“Creativity is Contagious. Pass it on!” Albert Einstein
Source (Imagining Learning)
Pass it On!
This great article written by Peter Grey provides the argument for more freedom in our classrooms and for less tests with finite answers.
“Creativity is nurtured by freedom and stifled by the continuous monitoring, evaluation, adult-direction, and pressure to conform that restrict children’s lives today. In the real world few questions have one right answer, few problems have one right solution; that’s why creativity is crucial to success in the real world. But more and more we are subjecting children to an educational system that assumes one right answer to every question and one correct solution to every problem, a system that punishes children (and their teachers too) for daring to try different routes. “
Are we providing students with the chance to be creative and expand they ability to imagine, rethink, and improve our society and themselves. It also highlights the argument that testing creativity standardized testing or multiple choice short answers will not work. Classrooms that support creatively and purposeful freedom are not only good for our students, but also for a success democratic society.
Boredom is becoming an endangered activity but when we’re at our most bored we’re forced to push our creative boundaries. So in this over-stimulated environment of 21st century living, don’t forget to be bored every once in awhile.
Also getting lost! Sometimes are best discovers come from being lost! My rule is to only use GPS when I need to be somewhere… other than that it might be better to just find it yourself….. Bored and lost are what SUndays were made for!
“4. Sketch out their ideas.
Even in our screen-obsessed era, effective innovators still hash out ideas on paper. (If you don’t believe me, check out this 99% talk from Twitter creator Jack Dorsey, who sketched out the original concept at age 15.) Alexander Graham Bell, the inventor of the telephone, was also an inveterate sketcher. Bell’s notebooks reveal the inner-workings of a hyperactive brain: diagrams for crazy flying machines, sound devices, and even see-saws, drawn with a whacky artistic sensibility akin to that of Henry Darger or David Shrigley. “

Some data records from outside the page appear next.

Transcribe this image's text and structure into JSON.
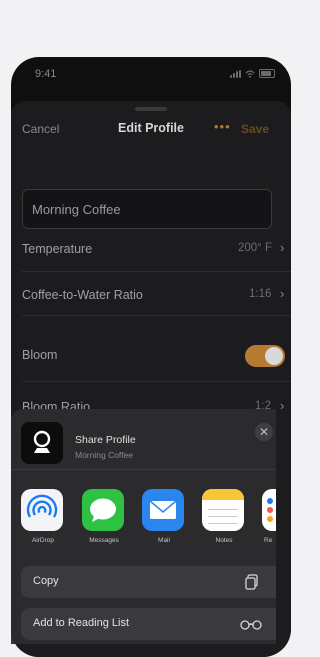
{
  "status": {
    "time": "9:41"
  },
  "nav": {
    "cancel": "Cancel",
    "title": "Edit Profile",
    "more": "•••",
    "save": "Save"
  },
  "form": {
    "name_value": "Morning Coffee",
    "rows": [
      {
        "label": "Temperature",
        "value": "200° F"
      },
      {
        "label": "Coffee-to-Water Ratio",
        "value": "1:16"
      },
      {
        "label": "Bloom",
        "toggle_on": true
      },
      {
        "label": "Bloom Ratio",
        "value": "1:2"
      }
    ]
  },
  "share": {
    "title": "Share Profile",
    "subtitle": "Morning Coffee",
    "close": "✕",
    "apps": [
      {
        "name": "AirDrop",
        "icon": "airdrop-icon"
      },
      {
        "name": "Messages",
        "icon": "messages-icon"
      },
      {
        "name": "Mail",
        "icon": "mail-icon"
      },
      {
        "name": "Notes",
        "icon": "notes-icon"
      },
      {
        "name": "Re",
        "icon": "reminders-icon"
      }
    ],
    "actions": [
      {
        "label": "Copy",
        "icon": "copy-icon"
      },
      {
        "label": "Add to Reading List",
        "icon": "glasses-icon"
      }
    ]
  },
  "colors": {
    "accent": "#b77a32",
    "sheet_bg": "#1c1c1e",
    "share_bg": "#2c2c2e"
  }
}
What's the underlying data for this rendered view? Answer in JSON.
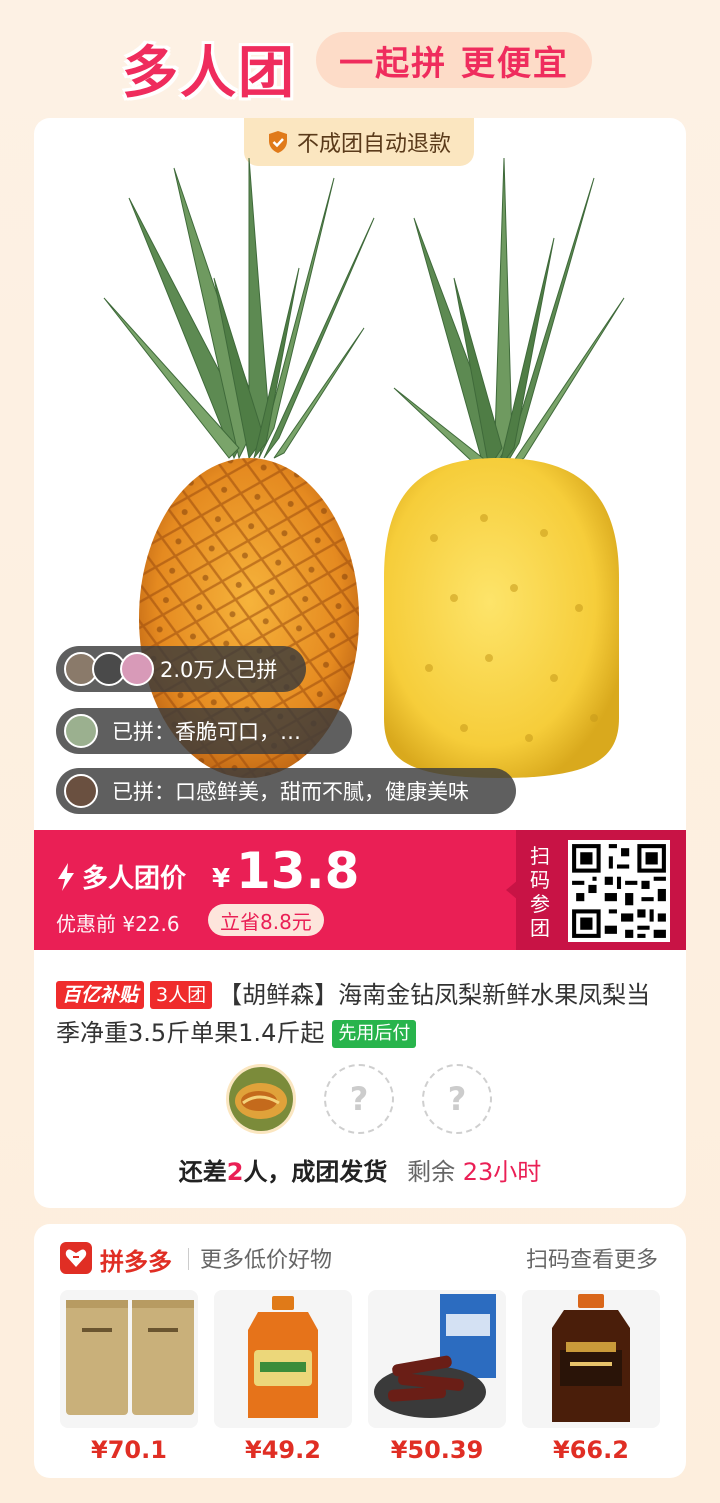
{
  "header": {
    "logo_title": "多人团",
    "slogan": "一起拼 更便宜"
  },
  "card": {
    "refund_badge": "不成团自动退款",
    "buyers": [
      {
        "text": "2.0万人已拼"
      },
      {
        "text": "已拼：香脆可口，…"
      },
      {
        "text": "已拼：口感鲜美，甜而不腻，健康美味"
      }
    ],
    "price": {
      "label": "多人团价",
      "currency": "¥",
      "amount": "13.8",
      "original": "优惠前 ¥22.6",
      "savings": "立省8.8元",
      "scan_label": "扫码参团"
    },
    "title": {
      "tag_subsidy": "百亿补贴",
      "tag_group": "3人团",
      "text": "【胡鲜森】海南金钻凤梨新鲜水果凤梨当季净重3.5斤单果1.4斤起",
      "tag_paylater": "先用后付"
    },
    "members": {
      "empty_placeholder": "?"
    },
    "status": {
      "prefix": "还差",
      "count": "2",
      "suffix": "人，成团发货",
      "remaining_label": "剩余",
      "remaining_time": "23小时"
    }
  },
  "more": {
    "brand": "拼多多",
    "subtitle": "更多低价好物",
    "scan_more": "扫码查看更多",
    "products": [
      {
        "price": "¥70.1"
      },
      {
        "price": "¥49.2"
      },
      {
        "price": "¥50.39"
      },
      {
        "price": "¥66.2"
      }
    ]
  },
  "colors": {
    "accent": "#ea1f55",
    "brand_red": "#e02e24",
    "badge_bg": "#fbe6c0",
    "paylater_green": "#28b44c"
  }
}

This whole article is brilliant. I like this one a lot. I have notice that notebooks or journal are being used more in classrooms in both elementary and high school, but what are we using them for? Are we using them to collect thoughts, ideas, creative projects… or just as another place to put down content, that only the teacher sees.

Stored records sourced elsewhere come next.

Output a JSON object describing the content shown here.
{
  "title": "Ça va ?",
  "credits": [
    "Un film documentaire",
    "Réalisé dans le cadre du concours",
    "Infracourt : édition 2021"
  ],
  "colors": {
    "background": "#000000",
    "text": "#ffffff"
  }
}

Love to hear examples of using notebooks/sketch books outside of the purely academic realms….
anyone doing that in their classroom?
-Adventures in Learning (via Human Centered Schools)